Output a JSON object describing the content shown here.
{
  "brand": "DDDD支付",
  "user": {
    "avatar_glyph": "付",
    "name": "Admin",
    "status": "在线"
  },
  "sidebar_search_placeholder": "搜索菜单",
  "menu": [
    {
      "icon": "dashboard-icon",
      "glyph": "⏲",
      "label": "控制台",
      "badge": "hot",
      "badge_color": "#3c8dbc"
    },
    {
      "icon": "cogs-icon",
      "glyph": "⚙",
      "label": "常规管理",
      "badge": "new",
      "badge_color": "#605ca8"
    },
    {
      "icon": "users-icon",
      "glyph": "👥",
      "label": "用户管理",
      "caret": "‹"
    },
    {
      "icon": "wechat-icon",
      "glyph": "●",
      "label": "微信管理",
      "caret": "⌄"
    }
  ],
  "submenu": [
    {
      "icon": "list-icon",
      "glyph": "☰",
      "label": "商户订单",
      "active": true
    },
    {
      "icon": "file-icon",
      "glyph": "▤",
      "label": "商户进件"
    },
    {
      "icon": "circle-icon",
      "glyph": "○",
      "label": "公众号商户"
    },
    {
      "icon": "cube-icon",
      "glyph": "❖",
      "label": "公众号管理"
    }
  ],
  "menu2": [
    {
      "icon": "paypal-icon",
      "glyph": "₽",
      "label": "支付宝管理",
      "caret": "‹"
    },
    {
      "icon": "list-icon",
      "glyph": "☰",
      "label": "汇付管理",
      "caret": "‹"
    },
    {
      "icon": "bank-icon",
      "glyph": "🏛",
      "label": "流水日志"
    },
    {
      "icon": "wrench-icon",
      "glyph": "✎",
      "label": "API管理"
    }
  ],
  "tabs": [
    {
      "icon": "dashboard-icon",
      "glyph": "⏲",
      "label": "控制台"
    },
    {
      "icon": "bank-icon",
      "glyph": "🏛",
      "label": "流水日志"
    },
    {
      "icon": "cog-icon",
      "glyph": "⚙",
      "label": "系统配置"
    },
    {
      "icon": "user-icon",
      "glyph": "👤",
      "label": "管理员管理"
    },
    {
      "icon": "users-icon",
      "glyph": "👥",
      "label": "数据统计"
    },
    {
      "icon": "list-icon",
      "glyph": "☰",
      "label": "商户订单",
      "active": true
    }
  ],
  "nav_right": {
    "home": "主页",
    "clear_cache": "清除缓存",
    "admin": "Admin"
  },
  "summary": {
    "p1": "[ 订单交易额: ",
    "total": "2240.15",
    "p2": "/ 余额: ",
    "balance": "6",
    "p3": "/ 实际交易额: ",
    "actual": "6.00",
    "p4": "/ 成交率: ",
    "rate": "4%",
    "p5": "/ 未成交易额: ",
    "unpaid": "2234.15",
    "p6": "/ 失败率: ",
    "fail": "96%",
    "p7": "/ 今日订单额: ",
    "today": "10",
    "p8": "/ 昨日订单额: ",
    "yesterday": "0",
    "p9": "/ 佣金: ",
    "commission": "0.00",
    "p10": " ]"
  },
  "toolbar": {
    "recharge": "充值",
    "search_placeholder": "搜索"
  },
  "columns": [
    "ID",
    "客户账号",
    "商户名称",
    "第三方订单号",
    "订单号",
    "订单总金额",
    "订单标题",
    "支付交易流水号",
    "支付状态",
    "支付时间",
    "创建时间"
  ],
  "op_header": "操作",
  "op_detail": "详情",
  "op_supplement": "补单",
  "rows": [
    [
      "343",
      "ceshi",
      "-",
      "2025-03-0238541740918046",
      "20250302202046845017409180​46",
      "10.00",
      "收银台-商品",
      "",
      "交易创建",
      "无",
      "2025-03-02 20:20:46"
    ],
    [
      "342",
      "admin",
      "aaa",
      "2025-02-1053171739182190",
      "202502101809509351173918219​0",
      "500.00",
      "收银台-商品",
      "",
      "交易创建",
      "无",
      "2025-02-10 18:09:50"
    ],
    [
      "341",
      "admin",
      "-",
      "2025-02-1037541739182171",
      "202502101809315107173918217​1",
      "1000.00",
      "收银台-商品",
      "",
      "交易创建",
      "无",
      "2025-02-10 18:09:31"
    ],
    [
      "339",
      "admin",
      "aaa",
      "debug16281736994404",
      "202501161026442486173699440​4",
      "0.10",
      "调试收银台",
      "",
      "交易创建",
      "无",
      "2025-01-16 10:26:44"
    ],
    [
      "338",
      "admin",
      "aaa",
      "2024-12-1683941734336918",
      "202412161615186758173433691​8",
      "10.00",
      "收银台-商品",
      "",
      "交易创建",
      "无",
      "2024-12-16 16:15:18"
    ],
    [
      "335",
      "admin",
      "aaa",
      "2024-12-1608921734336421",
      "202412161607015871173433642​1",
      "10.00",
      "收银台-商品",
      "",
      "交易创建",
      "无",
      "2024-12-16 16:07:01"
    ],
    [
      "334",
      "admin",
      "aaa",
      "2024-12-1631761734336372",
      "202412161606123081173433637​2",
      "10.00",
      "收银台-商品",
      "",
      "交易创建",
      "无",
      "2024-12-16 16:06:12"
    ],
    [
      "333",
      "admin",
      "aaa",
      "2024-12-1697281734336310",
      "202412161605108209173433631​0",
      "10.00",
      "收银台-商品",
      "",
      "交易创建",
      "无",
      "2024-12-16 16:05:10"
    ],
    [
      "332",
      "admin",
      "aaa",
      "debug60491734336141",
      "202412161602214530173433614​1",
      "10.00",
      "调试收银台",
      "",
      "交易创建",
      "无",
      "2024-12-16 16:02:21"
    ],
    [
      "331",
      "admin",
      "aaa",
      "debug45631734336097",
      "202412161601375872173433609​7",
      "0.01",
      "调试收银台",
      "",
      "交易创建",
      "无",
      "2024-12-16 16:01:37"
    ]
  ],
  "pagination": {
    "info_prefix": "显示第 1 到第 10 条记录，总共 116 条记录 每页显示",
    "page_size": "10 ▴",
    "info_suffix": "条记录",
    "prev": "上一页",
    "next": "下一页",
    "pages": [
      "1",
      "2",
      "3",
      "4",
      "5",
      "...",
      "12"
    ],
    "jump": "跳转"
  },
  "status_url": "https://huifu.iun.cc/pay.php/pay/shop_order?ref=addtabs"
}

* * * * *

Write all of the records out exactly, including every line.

* _The answer_:
Output a JSON object describing the content shown here.
{
  "brand": "DDDD支付",
  "user": {
    "avatar_glyph": "付",
    "name": "Admin",
    "status": "在线"
  },
  "sidebar_search_placeholder": "搜索菜单",
  "menu": [
    {
      "icon": "dashboard-icon",
      "glyph": "⏲",
      "label": "控制台",
      "badge": "hot",
      "badge_color": "#3c8dbc"
    },
    {
      "icon": "cogs-icon",
      "glyph": "⚙",
      "label": "常规管理",
      "badge": "new",
      "badge_color": "#605ca8"
    },
    {
      "icon": "users-icon",
      "glyph": "👥",
      "label": "用户管理",
      "caret": "‹"
    },
    {
      "icon": "wechat-icon",
      "glyph": "●",
      "label": "微信管理",
      "caret": "⌄"
    }
  ],
  "submenu": [
    {
      "icon": "list-icon",
      "glyph": "☰",
      "label": "商户订单",
      "active": true
    },
    {
      "icon": "file-icon",
      "glyph": "▤",
      "label": "商户进件"
    },
    {
      "icon": "circle-icon",
      "glyph": "○",
      "label": "公众号商户"
    },
    {
      "icon": "cube-icon",
      "glyph": "❖",
      "label": "公众号管理"
    }
  ],
  "menu2": [
    {
      "icon": "paypal-icon",
      "glyph": "₽",
      "label": "支付宝管理",
      "caret": "‹"
    },
    {
      "icon": "list-icon",
      "glyph": "☰",
      "label": "汇付管理",
      "caret": "‹"
    },
    {
      "icon": "bank-icon",
      "glyph": "🏛",
      "label": "流水日志"
    },
    {
      "icon": "wrench-icon",
      "glyph": "✎",
      "label": "API管理"
    }
  ],
  "tabs": [
    {
      "icon": "dashboard-icon",
      "glyph": "⏲",
      "label": "控制台"
    },
    {
      "icon": "bank-icon",
      "glyph": "🏛",
      "label": "流水日志"
    },
    {
      "icon": "cog-icon",
      "glyph": "⚙",
      "label": "系统配置"
    },
    {
      "icon": "user-icon",
      "glyph": "👤",
      "label": "管理员管理"
    },
    {
      "icon": "users-icon",
      "glyph": "👥",
      "label": "数据统计"
    },
    {
      "icon": "list-icon",
      "glyph": "☰",
      "label": "商户订单",
      "active": true
    }
  ],
  "nav_right": {
    "home": "主页",
    "clear_cache": "清除缓存",
    "admin": "Admin"
  },
  "summary": {
    "p1": "[ 订单交易额: ",
    "total": "2240.15",
    "p2": "/ 余额: ",
    "balance": "6",
    "p3": "/ 实际交易额: ",
    "actual": "6.00",
    "p4": "/ 成交率: ",
    "rate": "4%",
    "p5": "/ 未成交易额: ",
    "unpaid": "2234.15",
    "p6": "/ 失败率: ",
    "fail": "96%",
    "p7": "/ 今日订单额: ",
    "today": "10",
    "p8": "/ 昨日订单额: ",
    "yesterday": "0",
    "p9": "/ 佣金: ",
    "commission": "0.00",
    "p10": " ]"
  },
  "toolbar": {
    "recharge": "充值",
    "search_placeholder": "搜索"
  },
  "columns": [
    "ID",
    "客户账号",
    "商户名称",
    "第三方订单号",
    "订单号",
    "订单总金额",
    "订单标题",
    "支付交易流水号",
    "支付状态",
    "支付时间",
    "创建时间"
  ],
  "op_header": "操作",
  "op_detail": "详情",
  "op_supplement": "补单",
  "rows": [
    [
      "343",
      "ceshi",
      "-",
      "2025-03-0238541740918046",
      "20250302202046845017409180​46",
      "10.00",
      "收银台-商品",
      "",
      "交易创建",
      "无",
      "2025-03-02 20:20:46"
    ],
    [
      "342",
      "admin",
      "aaa",
      "2025-02-1053171739182190",
      "202502101809509351173918219​0",
      "500.00",
      "收银台-商品",
      "",
      "交易创建",
      "无",
      "2025-02-10 18:09:50"
    ],
    [
      "341",
      "admin",
      "-",
      "2025-02-1037541739182171",
      "202502101809315107173918217​1",
      "1000.00",
      "收银台-商品",
      "",
      "交易创建",
      "无",
      "2025-02-10 18:09:31"
    ],
    [
      "339",
      "admin",
      "aaa",
      "debug16281736994404",
      "202501161026442486173699440​4",
      "0.10",
      "调试收银台",
      "",
      "交易创建",
      "无",
      "2025-01-16 10:26:44"
    ],
    [
      "338",
      "admin",
      "aaa",
      "2024-12-1683941734336918",
      "202412161615186758173433691​8",
      "10.00",
      "收银台-商品",
      "",
      "交易创建",
      "无",
      "2024-12-16 16:15:18"
    ],
    [
      "335",
      "admin",
      "aaa",
      "2024-12-1608921734336421",
      "202412161607015871173433642​1",
      "10.00",
      "收银台-商品",
      "",
      "交易创建",
      "无",
      "2024-12-16 16:07:01"
    ],
    [
      "334",
      "admin",
      "aaa",
      "2024-12-1631761734336372",
      "202412161606123081173433637​2",
      "10.00",
      "收银台-商品",
      "",
      "交易创建",
      "无",
      "2024-12-16 16:06:12"
    ],
    [
      "333",
      "admin",
      "aaa",
      "2024-12-1697281734336310",
      "202412161605108209173433631​0",
      "10.00",
      "收银台-商品",
      "",
      "交易创建",
      "无",
      "2024-12-16 16:05:10"
    ],
    [
      "332",
      "admin",
      "aaa",
      "debug60491734336141",
      "202412161602214530173433614​1",
      "10.00",
      "调试收银台",
      "",
      "交易创建",
      "无",
      "2024-12-16 16:02:21"
    ],
    [
      "331",
      "admin",
      "aaa",
      "debug45631734336097",
      "202412161601375872173433609​7",
      "0.01",
      "调试收银台",
      "",
      "交易创建",
      "无",
      "2024-12-16 16:01:37"
    ]
  ],
  "pagination": {
    "info_prefix": "显示第 1 到第 10 条记录，总共 116 条记录 每页显示",
    "page_size": "10 ▴",
    "info_suffix": "条记录",
    "prev": "上一页",
    "next": "下一页",
    "pages": [
      "1",
      "2",
      "3",
      "4",
      "5",
      "...",
      "12"
    ],
    "jump": "跳转"
  },
  "status_url": "https://huifu.iun.cc/pay.php/pay/shop_order?ref=addtabs"
}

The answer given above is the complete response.